ACTION ITEM » Across the whole listing, state how many lines include "JSON". Add nothing to that number.
(DATA Opens)
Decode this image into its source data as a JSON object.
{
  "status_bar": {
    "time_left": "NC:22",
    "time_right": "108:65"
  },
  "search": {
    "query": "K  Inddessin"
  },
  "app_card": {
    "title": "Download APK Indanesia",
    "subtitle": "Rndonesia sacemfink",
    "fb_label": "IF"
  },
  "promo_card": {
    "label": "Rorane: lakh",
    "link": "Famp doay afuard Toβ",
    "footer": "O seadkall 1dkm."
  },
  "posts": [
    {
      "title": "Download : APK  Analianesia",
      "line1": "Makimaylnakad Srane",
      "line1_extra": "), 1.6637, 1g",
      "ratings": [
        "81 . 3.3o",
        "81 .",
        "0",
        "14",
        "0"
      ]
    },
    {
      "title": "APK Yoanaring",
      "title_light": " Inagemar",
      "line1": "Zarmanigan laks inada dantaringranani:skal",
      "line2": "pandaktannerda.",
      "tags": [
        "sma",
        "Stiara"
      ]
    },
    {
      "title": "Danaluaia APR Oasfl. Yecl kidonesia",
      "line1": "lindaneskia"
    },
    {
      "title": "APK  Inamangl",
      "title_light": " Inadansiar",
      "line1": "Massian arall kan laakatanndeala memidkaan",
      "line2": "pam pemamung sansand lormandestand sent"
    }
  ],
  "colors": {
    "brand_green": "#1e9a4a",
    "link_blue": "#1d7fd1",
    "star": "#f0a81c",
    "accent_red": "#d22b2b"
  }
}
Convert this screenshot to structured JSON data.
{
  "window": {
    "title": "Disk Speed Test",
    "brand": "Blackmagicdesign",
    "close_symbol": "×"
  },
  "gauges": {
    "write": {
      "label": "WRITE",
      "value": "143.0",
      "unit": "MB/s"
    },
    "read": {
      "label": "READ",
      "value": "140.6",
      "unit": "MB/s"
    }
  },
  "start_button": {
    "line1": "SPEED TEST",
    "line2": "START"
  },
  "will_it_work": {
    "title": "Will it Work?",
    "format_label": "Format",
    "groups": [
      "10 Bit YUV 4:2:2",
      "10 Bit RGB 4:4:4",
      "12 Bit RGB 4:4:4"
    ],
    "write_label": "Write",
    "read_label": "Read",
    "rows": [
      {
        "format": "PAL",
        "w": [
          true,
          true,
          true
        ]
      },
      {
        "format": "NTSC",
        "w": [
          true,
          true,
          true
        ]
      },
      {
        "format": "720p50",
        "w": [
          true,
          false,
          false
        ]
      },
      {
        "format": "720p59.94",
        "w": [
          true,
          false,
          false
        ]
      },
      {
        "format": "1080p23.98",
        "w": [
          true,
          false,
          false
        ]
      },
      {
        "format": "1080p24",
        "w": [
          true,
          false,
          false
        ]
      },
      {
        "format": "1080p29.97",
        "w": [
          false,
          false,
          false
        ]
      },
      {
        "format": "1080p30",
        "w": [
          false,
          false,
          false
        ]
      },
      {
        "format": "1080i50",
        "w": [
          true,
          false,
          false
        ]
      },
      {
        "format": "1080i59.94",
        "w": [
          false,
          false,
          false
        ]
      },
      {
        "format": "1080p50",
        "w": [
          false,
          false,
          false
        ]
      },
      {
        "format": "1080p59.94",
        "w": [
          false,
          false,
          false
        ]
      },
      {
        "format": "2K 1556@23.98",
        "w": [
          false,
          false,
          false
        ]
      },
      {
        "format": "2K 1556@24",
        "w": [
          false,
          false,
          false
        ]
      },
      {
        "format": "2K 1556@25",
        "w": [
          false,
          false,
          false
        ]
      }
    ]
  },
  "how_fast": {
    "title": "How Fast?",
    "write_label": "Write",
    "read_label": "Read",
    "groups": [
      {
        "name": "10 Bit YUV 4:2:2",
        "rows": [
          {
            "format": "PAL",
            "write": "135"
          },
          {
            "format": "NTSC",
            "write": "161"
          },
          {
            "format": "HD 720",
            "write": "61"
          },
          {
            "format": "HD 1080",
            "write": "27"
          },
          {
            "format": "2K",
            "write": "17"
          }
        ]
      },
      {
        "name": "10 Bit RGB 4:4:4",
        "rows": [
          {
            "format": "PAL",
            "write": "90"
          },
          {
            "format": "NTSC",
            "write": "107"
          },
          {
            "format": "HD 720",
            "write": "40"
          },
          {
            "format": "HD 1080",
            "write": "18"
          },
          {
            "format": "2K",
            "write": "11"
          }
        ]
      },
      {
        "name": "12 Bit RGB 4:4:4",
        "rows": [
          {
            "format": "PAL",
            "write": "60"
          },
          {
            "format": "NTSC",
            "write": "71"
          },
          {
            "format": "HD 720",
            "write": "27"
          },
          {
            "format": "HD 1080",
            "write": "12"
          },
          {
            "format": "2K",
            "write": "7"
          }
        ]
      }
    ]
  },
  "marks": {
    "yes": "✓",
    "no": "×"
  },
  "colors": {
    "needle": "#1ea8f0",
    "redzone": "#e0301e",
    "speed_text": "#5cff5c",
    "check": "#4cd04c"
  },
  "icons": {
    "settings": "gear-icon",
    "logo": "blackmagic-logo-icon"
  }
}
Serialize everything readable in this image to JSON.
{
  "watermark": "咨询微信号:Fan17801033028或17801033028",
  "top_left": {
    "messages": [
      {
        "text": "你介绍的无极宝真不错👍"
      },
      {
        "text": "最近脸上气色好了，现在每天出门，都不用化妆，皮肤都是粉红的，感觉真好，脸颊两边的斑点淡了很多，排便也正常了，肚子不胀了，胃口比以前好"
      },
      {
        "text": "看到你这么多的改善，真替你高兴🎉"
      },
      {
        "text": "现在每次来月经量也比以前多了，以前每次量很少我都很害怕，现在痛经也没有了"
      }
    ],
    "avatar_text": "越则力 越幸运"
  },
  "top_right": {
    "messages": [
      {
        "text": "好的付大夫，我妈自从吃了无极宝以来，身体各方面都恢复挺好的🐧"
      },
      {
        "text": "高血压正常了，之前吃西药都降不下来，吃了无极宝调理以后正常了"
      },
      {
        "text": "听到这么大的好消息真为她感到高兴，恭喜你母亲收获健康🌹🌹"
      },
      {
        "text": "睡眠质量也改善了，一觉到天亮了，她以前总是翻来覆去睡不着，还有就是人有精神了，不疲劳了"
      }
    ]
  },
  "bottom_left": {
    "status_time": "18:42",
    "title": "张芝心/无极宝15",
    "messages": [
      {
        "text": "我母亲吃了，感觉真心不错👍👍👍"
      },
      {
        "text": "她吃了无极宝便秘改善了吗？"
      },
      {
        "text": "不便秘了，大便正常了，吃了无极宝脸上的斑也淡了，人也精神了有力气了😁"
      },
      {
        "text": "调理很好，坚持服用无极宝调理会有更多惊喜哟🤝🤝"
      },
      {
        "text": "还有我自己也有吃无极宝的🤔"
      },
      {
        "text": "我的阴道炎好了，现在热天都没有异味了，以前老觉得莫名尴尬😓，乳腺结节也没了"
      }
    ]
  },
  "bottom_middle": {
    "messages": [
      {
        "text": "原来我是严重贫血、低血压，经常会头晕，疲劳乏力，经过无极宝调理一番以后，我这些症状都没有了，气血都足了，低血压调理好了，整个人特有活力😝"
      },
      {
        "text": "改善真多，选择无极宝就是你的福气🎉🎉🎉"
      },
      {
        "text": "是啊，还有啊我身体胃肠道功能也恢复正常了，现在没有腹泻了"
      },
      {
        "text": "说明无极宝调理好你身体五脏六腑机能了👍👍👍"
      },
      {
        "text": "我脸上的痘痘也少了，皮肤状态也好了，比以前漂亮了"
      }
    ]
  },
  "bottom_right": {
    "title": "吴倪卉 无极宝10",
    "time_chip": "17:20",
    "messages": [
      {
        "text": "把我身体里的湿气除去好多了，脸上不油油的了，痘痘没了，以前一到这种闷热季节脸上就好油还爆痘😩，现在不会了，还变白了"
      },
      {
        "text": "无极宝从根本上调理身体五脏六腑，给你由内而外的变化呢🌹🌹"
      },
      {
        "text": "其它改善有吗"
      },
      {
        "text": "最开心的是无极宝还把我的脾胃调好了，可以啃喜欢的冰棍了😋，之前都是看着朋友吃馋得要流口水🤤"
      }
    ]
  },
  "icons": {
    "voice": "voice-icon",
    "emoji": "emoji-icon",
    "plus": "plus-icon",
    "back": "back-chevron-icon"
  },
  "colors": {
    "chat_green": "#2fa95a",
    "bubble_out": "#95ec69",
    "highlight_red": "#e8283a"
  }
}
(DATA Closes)
RESULT BELOW » 3